— WORK TO BE COMPLETED —
Reproduce all of the records exactly.
=== EXERCISE DATA ===
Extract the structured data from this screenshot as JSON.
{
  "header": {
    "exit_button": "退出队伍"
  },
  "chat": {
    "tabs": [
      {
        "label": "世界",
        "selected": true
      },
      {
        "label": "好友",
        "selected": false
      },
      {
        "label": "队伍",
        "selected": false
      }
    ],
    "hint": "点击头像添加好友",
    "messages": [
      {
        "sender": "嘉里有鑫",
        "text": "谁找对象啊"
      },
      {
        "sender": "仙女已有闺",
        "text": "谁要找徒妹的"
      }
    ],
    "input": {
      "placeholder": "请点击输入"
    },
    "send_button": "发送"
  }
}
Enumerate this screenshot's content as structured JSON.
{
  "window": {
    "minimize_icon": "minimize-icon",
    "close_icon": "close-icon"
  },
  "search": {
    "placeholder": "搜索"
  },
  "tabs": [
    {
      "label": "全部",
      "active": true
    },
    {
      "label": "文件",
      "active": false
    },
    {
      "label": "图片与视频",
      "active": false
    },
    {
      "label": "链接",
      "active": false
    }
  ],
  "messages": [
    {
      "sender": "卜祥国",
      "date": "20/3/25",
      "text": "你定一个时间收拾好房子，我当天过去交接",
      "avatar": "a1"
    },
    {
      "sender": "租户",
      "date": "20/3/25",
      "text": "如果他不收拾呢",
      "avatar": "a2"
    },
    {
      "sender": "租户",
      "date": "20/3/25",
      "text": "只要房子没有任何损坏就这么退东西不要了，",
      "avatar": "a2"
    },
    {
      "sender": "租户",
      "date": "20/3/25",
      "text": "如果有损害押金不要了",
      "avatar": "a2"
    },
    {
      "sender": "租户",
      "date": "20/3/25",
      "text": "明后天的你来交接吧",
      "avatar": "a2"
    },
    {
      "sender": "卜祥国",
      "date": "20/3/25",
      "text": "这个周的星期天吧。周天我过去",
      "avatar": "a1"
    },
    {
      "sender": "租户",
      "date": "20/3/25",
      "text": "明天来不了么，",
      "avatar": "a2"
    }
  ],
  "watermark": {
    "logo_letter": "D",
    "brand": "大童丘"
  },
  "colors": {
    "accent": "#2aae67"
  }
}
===
— ANSWER SPACE —
Extract the structured data from this screenshot as JSON.
{
  "header": {
    "exit_button": "退出队伍"
  },
  "chat": {
    "tabs": [
      {
        "label": "世界",
        "selected": true
      },
      {
        "label": "好友",
        "selected": false
      },
      {
        "label": "队伍",
        "selected": false
      }
    ],
    "hint": "点击头像添加好友",
    "messages": [
      {
        "sender": "嘉里有鑫",
        "text": "谁找对象啊"
      },
      {
        "sender": "仙女已有闺",
        "text": "谁要找徒妹的"
      }
    ],
    "input": {
      "placeholder": "请点击输入"
    },
    "send_button": "发送"
  }
}
Enumerate this screenshot's content as structured JSON.
{
  "window": {
    "minimize_icon": "minimize-icon",
    "close_icon": "close-icon"
  },
  "search": {
    "placeholder": "搜索"
  },
  "tabs": [
    {
      "label": "全部",
      "active": true
    },
    {
      "label": "文件",
      "active": false
    },
    {
      "label": "图片与视频",
      "active": false
    },
    {
      "label": "链接",
      "active": false
    }
  ],
  "messages": [
    {
      "sender": "卜祥国",
      "date": "20/3/25",
      "text": "你定一个时间收拾好房子，我当天过去交接",
      "avatar": "a1"
    },
    {
      "sender": "租户",
      "date": "20/3/25",
      "text": "如果他不收拾呢",
      "avatar": "a2"
    },
    {
      "sender": "租户",
      "date": "20/3/25",
      "text": "只要房子没有任何损坏就这么退东西不要了，",
      "avatar": "a2"
    },
    {
      "sender": "租户",
      "date": "20/3/25",
      "text": "如果有损害押金不要了",
      "avatar": "a2"
    },
    {
      "sender": "租户",
      "date": "20/3/25",
      "text": "明后天的你来交接吧",
      "avatar": "a2"
    },
    {
      "sender": "卜祥国",
      "date": "20/3/25",
      "text": "这个周的星期天吧。周天我过去",
      "avatar": "a1"
    },
    {
      "sender": "租户",
      "date": "20/3/25",
      "text": "明天来不了么，",
      "avatar": "a2"
    }
  ],
  "watermark": {
    "logo_letter": "D",
    "brand": "大童丘"
  },
  "colors": {
    "accent": "#2aae67"
  }
}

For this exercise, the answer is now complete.